May 2 - Fort Lauderdale, FL - The use of animal models is key to the development of treatments for age-related macular degeneration (AMD).
However, reproducing a disease model close to that in humans is extremely difficult because the genotype is largely unknown, the phenotype is complex, and most animals used in the laboratory do not have a macula. Primates would be an ideal model, but the species develops sporadic disease, according to Dean Bok, PhD, of the Jules Stein Eye Institute at UCLA, Los Angeles.
"The latest development is about a protein, factor H, that regulates complement, a group of proteins involved in attacks on micro-organisms but also on innocent bystander cells. The gene is HF1 or CFH and has been associated with AMD in four recent studies that showed that a factor H problem might exist in AMD," Dr. Bok said at the annual meeting of the Association for Research in Vision and Ophthalmology.
All of the studies caused attention to be focused on a specific region of chromosome 1, specifically 1q31-32, where there is a plethora of proteins involved in complement regulation, including HF1, a truncated splice variant HFL1, and H resembling proteins.
Factor H, produced in the liver, and locally in the retinal pigment epithelium and neurons, is thought to exert local control over complement activation.
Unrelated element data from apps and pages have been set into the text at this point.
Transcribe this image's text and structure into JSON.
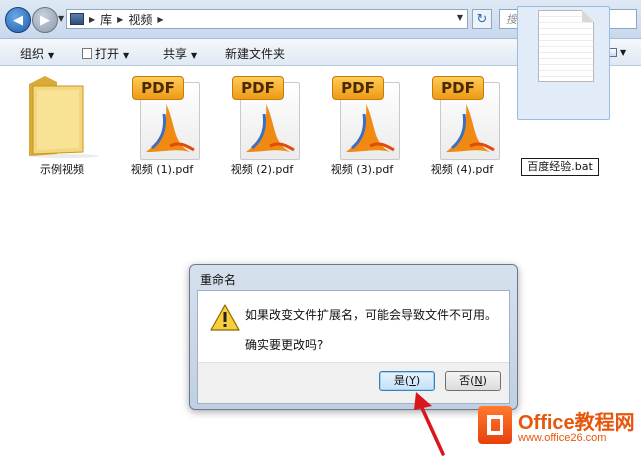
{
  "address_bar": {
    "breadcrumb": [
      "库",
      "视频"
    ],
    "search_placeholder": "搜索 视频"
  },
  "toolbar": {
    "organize": "组织",
    "open": "打开",
    "share": "共享",
    "new_folder": "新建文件夹"
  },
  "files": [
    {
      "name": "示例视频",
      "type": "folder"
    },
    {
      "name": "视频 (1).pdf",
      "type": "pdf",
      "badge": "PDF"
    },
    {
      "name": "视频 (2).pdf",
      "type": "pdf",
      "badge": "PDF"
    },
    {
      "name": "视频 (3).pdf",
      "type": "pdf",
      "badge": "PDF"
    },
    {
      "name": "视频 (4).pdf",
      "type": "pdf",
      "badge": "PDF"
    },
    {
      "name": "百度经验.bat",
      "type": "bat",
      "selected": true,
      "renaming": true
    }
  ],
  "dialog": {
    "title": "重命名",
    "message_line1": "如果改变文件扩展名，可能会导致文件不可用。",
    "message_line2": "确实要更改吗?",
    "yes_label": "是",
    "yes_key": "Y",
    "no_label": "否",
    "no_key": "N",
    "icon": "warning-icon"
  },
  "watermark": {
    "brand": "Office教程网",
    "url": "www.office26.com"
  },
  "colors": {
    "accent": "#3c7fb1",
    "pdf_badge": "#ee9a16",
    "watermark": "#e8560c",
    "arrow": "#d9161b"
  }
}
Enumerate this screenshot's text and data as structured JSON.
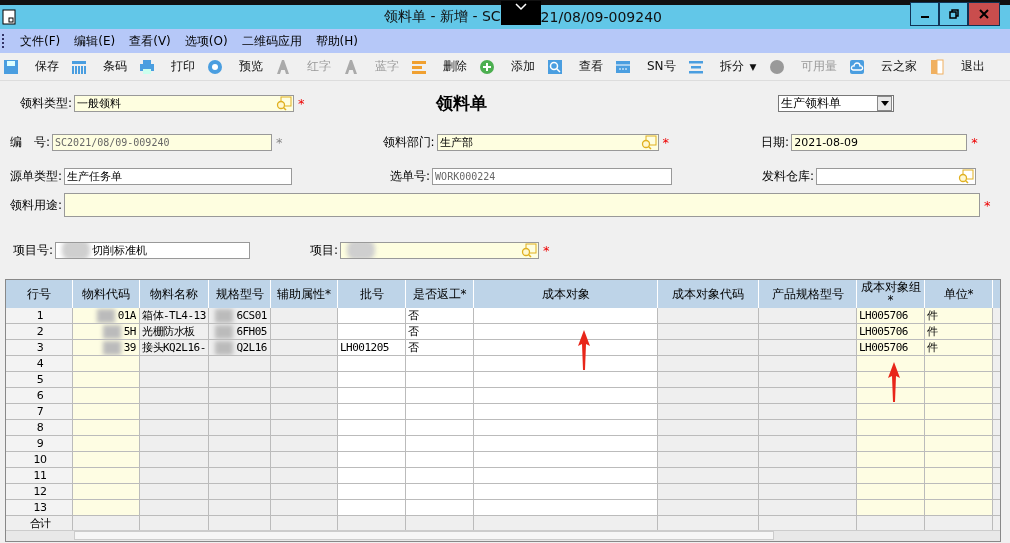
{
  "window": {
    "title_left": "领料单 - 新增 - SC",
    "title_right": "21/08/09-009240"
  },
  "menu": [
    "文件(F)",
    "编辑(E)",
    "查看(V)",
    "选项(O)",
    "二维码应用",
    "帮助(H)"
  ],
  "toolbar": [
    {
      "label": "保存",
      "disabled": false
    },
    {
      "label": "条码",
      "disabled": false
    },
    {
      "label": "打印",
      "disabled": false
    },
    {
      "label": "预览",
      "disabled": false
    },
    {
      "label": "红字",
      "disabled": true
    },
    {
      "label": "蓝字",
      "disabled": true
    },
    {
      "label": "删除",
      "disabled": false
    },
    {
      "label": "添加",
      "disabled": false
    },
    {
      "label": "查看",
      "disabled": false
    },
    {
      "label": "SN号",
      "disabled": false
    },
    {
      "label": "拆分",
      "disabled": false,
      "dropdown": "▼"
    },
    {
      "label": "可用量",
      "disabled": true
    },
    {
      "label": "云之家",
      "disabled": false
    },
    {
      "label": "退出",
      "disabled": false
    }
  ],
  "form": {
    "heading": "领料单",
    "bill_type": "生产领料单",
    "rows": [
      [
        {
          "label": "领料类型:",
          "value": "一般领料",
          "kind": "yellow",
          "lookup": true,
          "required": "*"
        }
      ],
      [
        {
          "label": "编　号:",
          "value": "SC2021/08/09-009240",
          "kind": "locked",
          "required": "*"
        },
        {
          "label": "领料部门:",
          "value": "生产部",
          "kind": "yellow",
          "lookup": true,
          "required": "*"
        },
        {
          "label": "日期:",
          "value": "2021-08-09",
          "kind": "yellow",
          "required": "*"
        }
      ],
      [
        {
          "label": "源单类型:",
          "value": "生产任务单",
          "kind": "plain"
        },
        {
          "label": "选单号:",
          "value": "WORK000224",
          "kind": "locked_plain"
        },
        {
          "label": "发料仓库:",
          "kind": "plain",
          "lookup": true
        }
      ],
      [
        {
          "label": "领料用途:",
          "kind": "yellow",
          "required": "*"
        }
      ],
      [
        {
          "label": "项目号:",
          "value": "切削标准机",
          "kind": "plain"
        },
        {
          "label": "项目:",
          "kind": "yellow",
          "lookup": true,
          "required": "*"
        }
      ]
    ]
  },
  "table": {
    "columns": [
      {
        "label": "行号",
        "kind": "num"
      },
      {
        "label": "物料代码",
        "kind": "yellow"
      },
      {
        "label": "物料名称",
        "kind": "plain"
      },
      {
        "label": "规格型号",
        "kind": "plain"
      },
      {
        "label": "辅助属性*",
        "kind": "plain"
      },
      {
        "label": "批号",
        "kind": "white"
      },
      {
        "label": "是否返工*",
        "kind": "white"
      },
      {
        "label": "成本对象",
        "kind": "white"
      },
      {
        "label": "成本对象代码",
        "kind": "plain"
      },
      {
        "label": "产品规格型号",
        "kind": "plain"
      },
      {
        "label": "成本对象组*",
        "kind": "yellow"
      },
      {
        "label": "单位*",
        "kind": "yellow"
      },
      {
        "kind": "plain"
      }
    ],
    "rows": [
      [
        "1",
        "01A",
        "箱体-TL4-13",
        "6CS01",
        "",
        "",
        "否",
        "",
        "",
        "",
        "LH005706",
        "件",
        ""
      ],
      [
        "2",
        "5H",
        "光栅防水板",
        "6FH05",
        "",
        "",
        "否",
        "",
        "",
        "",
        "LH005706",
        "件",
        ""
      ],
      [
        "3",
        "39",
        "接头KQ2L16-",
        "Q2L16",
        "",
        "LH001205",
        "否",
        "",
        "",
        "",
        "LH005706",
        "件",
        ""
      ],
      [
        "4",
        "",
        "",
        "",
        "",
        "",
        "",
        "",
        "",
        "",
        "",
        "",
        ""
      ],
      [
        "5",
        "",
        "",
        "",
        "",
        "",
        "",
        "",
        "",
        "",
        "",
        "",
        ""
      ],
      [
        "6",
        "",
        "",
        "",
        "",
        "",
        "",
        "",
        "",
        "",
        "",
        "",
        ""
      ],
      [
        "7",
        "",
        "",
        "",
        "",
        "",
        "",
        "",
        "",
        "",
        "",
        "",
        ""
      ],
      [
        "8",
        "",
        "",
        "",
        "",
        "",
        "",
        "",
        "",
        "",
        "",
        "",
        ""
      ],
      [
        "9",
        "",
        "",
        "",
        "",
        "",
        "",
        "",
        "",
        "",
        "",
        "",
        ""
      ],
      [
        "10",
        "",
        "",
        "",
        "",
        "",
        "",
        "",
        "",
        "",
        "",
        "",
        ""
      ],
      [
        "11",
        "",
        "",
        "",
        "",
        "",
        "",
        "",
        "",
        "",
        "",
        "",
        ""
      ],
      [
        "12",
        "",
        "",
        "",
        "",
        "",
        "",
        "",
        "",
        "",
        "",
        "",
        ""
      ],
      [
        "13",
        "",
        "",
        "",
        "",
        "",
        "",
        "",
        "",
        "",
        "",
        "",
        ""
      ]
    ],
    "total_label": "合计",
    "annotations": [
      {
        "kind": "arrow"
      },
      {
        "kind": "arrow"
      }
    ]
  }
}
A change at a specific point in factor H, at a consensus repeat called SCR7, may be responsible for a change in the sequence from tyrosine to histadine.
When factor H is disrupted, such as in individuals who smoke, there is a five times higher increase in the risk of developing AMD. Dr. Bok pointed out that study of the complement pathway is worthy of a great deal of attention to elucidate the pathogenesis of AMD, and inflammation may be involved in complement activation.